> _Activity_
Go through the entries and copy every line that has the string "name" in it.

════════

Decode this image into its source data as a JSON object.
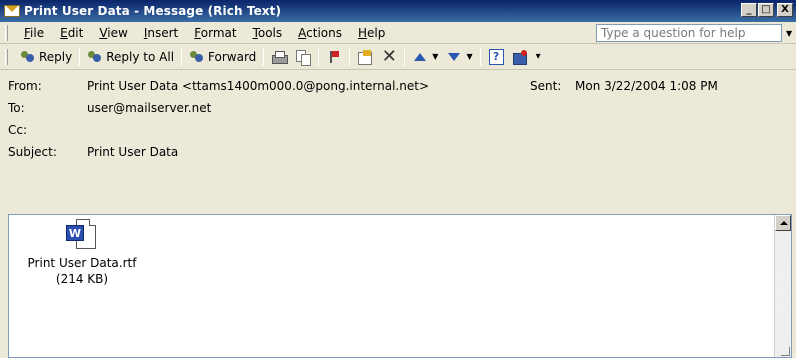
{
  "window": {
    "title": "Print User Data - Message (Rich Text)",
    "controls": {
      "minimize": "_",
      "maximize": "□",
      "close": "X"
    }
  },
  "menu": {
    "items": [
      "File",
      "Edit",
      "View",
      "Insert",
      "Format",
      "Tools",
      "Actions",
      "Help"
    ],
    "help_placeholder": "Type a question for help"
  },
  "toolbar": {
    "reply": "Reply",
    "reply_all": "Reply to All",
    "forward": "Forward",
    "icons": [
      "reply-icon",
      "reply-all-icon",
      "forward-icon",
      "print-icon",
      "copy-icon",
      "flag-icon",
      "move-to-folder-icon",
      "delete-icon",
      "previous-item-icon",
      "next-item-icon",
      "help-icon",
      "address-book-icon"
    ]
  },
  "header": {
    "from_label": "From:",
    "from_value": "Print User Data <ttams1400m000.0@pong.internal.net>",
    "sent_label": "Sent:",
    "sent_value": "Mon 3/22/2004 1:08 PM",
    "to_label": "To:",
    "to_value": "user@mailserver.net",
    "cc_label": "Cc:",
    "cc_value": "",
    "subject_label": "Subject:",
    "subject_value": "Print User Data"
  },
  "body": {
    "attachment": {
      "name": "Print User Data.rtf",
      "size": "(214 KB)",
      "icon": "word-document-icon",
      "icon_letter": "W"
    }
  }
}
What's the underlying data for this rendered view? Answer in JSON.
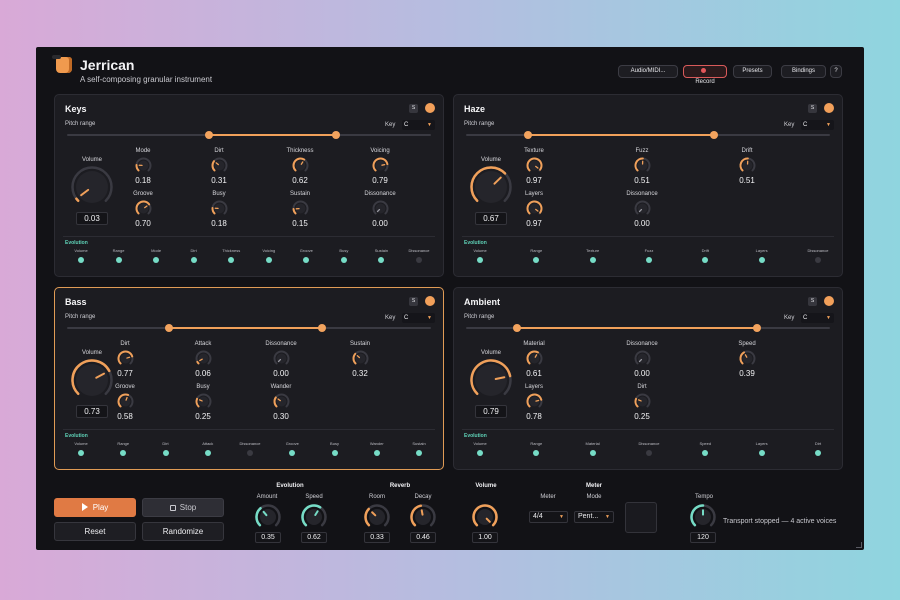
{
  "app": {
    "title": "Jerrican",
    "subtitle": "A self-composing granular instrument",
    "accent": "#f0a05a",
    "evolution_color": "#76dcc6"
  },
  "header": {
    "audio_midi": "Audio/MIDI...",
    "record": "Record",
    "presets": "Presets",
    "bindings": "Bindings",
    "help": "?"
  },
  "panels": [
    {
      "name": "Keys",
      "selected": false,
      "solo": "S",
      "pitch_label": "Pitch range",
      "key_label": "Key",
      "key": "C",
      "range": [
        0.39,
        0.74
      ],
      "volume": {
        "label": "Volume",
        "value": "0.03",
        "level": 0.03
      },
      "knobs": [
        {
          "label": "Mode",
          "value": "0.18",
          "level": 0.18
        },
        {
          "label": "Dirt",
          "value": "0.31",
          "level": 0.31
        },
        {
          "label": "Thickness",
          "value": "0.62",
          "level": 0.62
        },
        {
          "label": "Voicing",
          "value": "0.79",
          "level": 0.79
        },
        {
          "label": "Groove",
          "value": "0.70",
          "level": 0.7
        },
        {
          "label": "Busy",
          "value": "0.18",
          "level": 0.18
        },
        {
          "label": "Sustain",
          "value": "0.15",
          "level": 0.15
        },
        {
          "label": "Dissonance",
          "value": "0.00",
          "level": 0.0
        }
      ],
      "evolution_title": "Evolution",
      "evolution": [
        {
          "label": "Volume",
          "on": true
        },
        {
          "label": "Range",
          "on": true
        },
        {
          "label": "Mode",
          "on": true
        },
        {
          "label": "Dirt",
          "on": true
        },
        {
          "label": "Thickness",
          "on": true
        },
        {
          "label": "Voicing",
          "on": true
        },
        {
          "label": "Groove",
          "on": true
        },
        {
          "label": "Busy",
          "on": true
        },
        {
          "label": "Sustain",
          "on": true
        },
        {
          "label": "Dissonance",
          "on": false
        }
      ]
    },
    {
      "name": "Haze",
      "selected": false,
      "solo": "S",
      "pitch_label": "Pitch range",
      "key_label": "Key",
      "key": "C",
      "range": [
        0.17,
        0.68
      ],
      "volume": {
        "label": "Volume",
        "value": "0.67",
        "level": 0.67
      },
      "knobs": [
        {
          "label": "Texture",
          "value": "0.97",
          "level": 0.97
        },
        {
          "label": "Fuzz",
          "value": "0.51",
          "level": 0.51
        },
        {
          "label": "Drift",
          "value": "0.51",
          "level": 0.51
        },
        {
          "label": "Layers",
          "value": "0.97",
          "level": 0.97
        },
        {
          "label": "Dissonance",
          "value": "0.00",
          "level": 0.0
        }
      ],
      "evolution_title": "Evolution",
      "evolution": [
        {
          "label": "Volume",
          "on": true
        },
        {
          "label": "Range",
          "on": true
        },
        {
          "label": "Texture",
          "on": true
        },
        {
          "label": "Fuzz",
          "on": true
        },
        {
          "label": "Drift",
          "on": true
        },
        {
          "label": "Layers",
          "on": true
        },
        {
          "label": "Dissonance",
          "on": false
        }
      ]
    },
    {
      "name": "Bass",
      "selected": true,
      "solo": "S",
      "pitch_label": "Pitch range",
      "key_label": "Key",
      "key": "C",
      "range": [
        0.28,
        0.7
      ],
      "volume": {
        "label": "Volume",
        "value": "0.73",
        "level": 0.73
      },
      "knobs": [
        {
          "label": "Dirt",
          "value": "0.77",
          "level": 0.77
        },
        {
          "label": "Attack",
          "value": "0.06",
          "level": 0.06
        },
        {
          "label": "Dissonance",
          "value": "0.00",
          "level": 0.0
        },
        {
          "label": "Sustain",
          "value": "0.32",
          "level": 0.32
        },
        {
          "label": "Groove",
          "value": "0.58",
          "level": 0.58
        },
        {
          "label": "Busy",
          "value": "0.25",
          "level": 0.25
        },
        {
          "label": "Wander",
          "value": "0.30",
          "level": 0.3
        }
      ],
      "evolution_title": "Evolution",
      "evolution": [
        {
          "label": "Volume",
          "on": true
        },
        {
          "label": "Range",
          "on": true
        },
        {
          "label": "Dirt",
          "on": true
        },
        {
          "label": "Attack",
          "on": true
        },
        {
          "label": "Dissonance",
          "on": false
        },
        {
          "label": "Groove",
          "on": true
        },
        {
          "label": "Busy",
          "on": true
        },
        {
          "label": "Wander",
          "on": true
        },
        {
          "label": "Sustain",
          "on": true
        }
      ]
    },
    {
      "name": "Ambient",
      "selected": false,
      "solo": "S",
      "pitch_label": "Pitch range",
      "key_label": "Key",
      "key": "C",
      "range": [
        0.14,
        0.8
      ],
      "volume": {
        "label": "Volume",
        "value": "0.79",
        "level": 0.79
      },
      "knobs": [
        {
          "label": "Material",
          "value": "0.61",
          "level": 0.61
        },
        {
          "label": "Dissonance",
          "value": "0.00",
          "level": 0.0
        },
        {
          "label": "Speed",
          "value": "0.39",
          "level": 0.39
        },
        {
          "label": "Layers",
          "value": "0.78",
          "level": 0.78
        },
        {
          "label": "Dirt",
          "value": "0.25",
          "level": 0.25
        }
      ],
      "evolution_title": "Evolution",
      "evolution": [
        {
          "label": "Volume",
          "on": true
        },
        {
          "label": "Range",
          "on": true
        },
        {
          "label": "Material",
          "on": true
        },
        {
          "label": "Dissonance",
          "on": false
        },
        {
          "label": "Speed",
          "on": true
        },
        {
          "label": "Layers",
          "on": true
        },
        {
          "label": "Dirt",
          "on": true
        }
      ]
    }
  ],
  "transport": {
    "play": "Play",
    "stop": "Stop",
    "reset": "Reset",
    "randomize": "Randomize",
    "evolution": {
      "title": "Evolution",
      "amount": {
        "label": "Amount",
        "value": "0.35",
        "level": 0.35
      },
      "speed": {
        "label": "Speed",
        "value": "0.62",
        "level": 0.62
      }
    },
    "reverb": {
      "title": "Reverb",
      "room": {
        "label": "Room",
        "value": "0.33",
        "level": 0.33
      },
      "decay": {
        "label": "Decay",
        "value": "0.46",
        "level": 0.46
      }
    },
    "volume": {
      "title": "Volume",
      "value": "1.00",
      "level": 1.0
    },
    "meter": {
      "title": "Meter",
      "meter_label": "Meter",
      "meter_value": "4/4",
      "mode_label": "Mode",
      "mode_value": "Pent..."
    },
    "tempo": {
      "label": "Tempo",
      "value": "120",
      "level": 0.5
    },
    "status": "Transport stopped — 4 active voices"
  }
}
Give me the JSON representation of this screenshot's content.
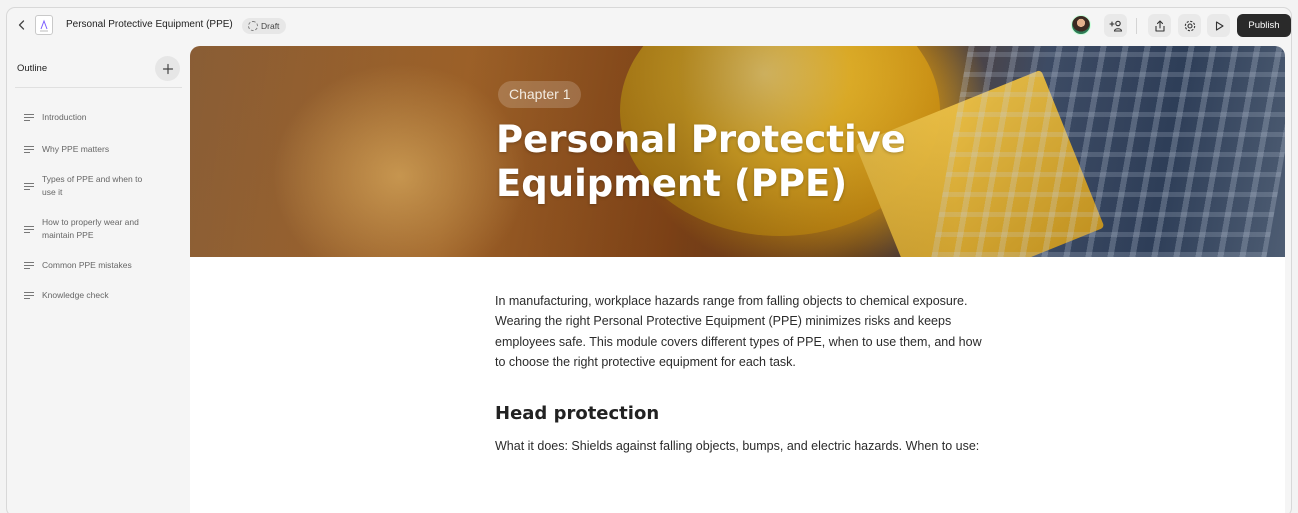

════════

> _Result of the task_
      "name": "Print User Data.rtf",
      "name": "Keys",
      "name": "Haze",
      "name": "Bass",
      "name": "Ambient",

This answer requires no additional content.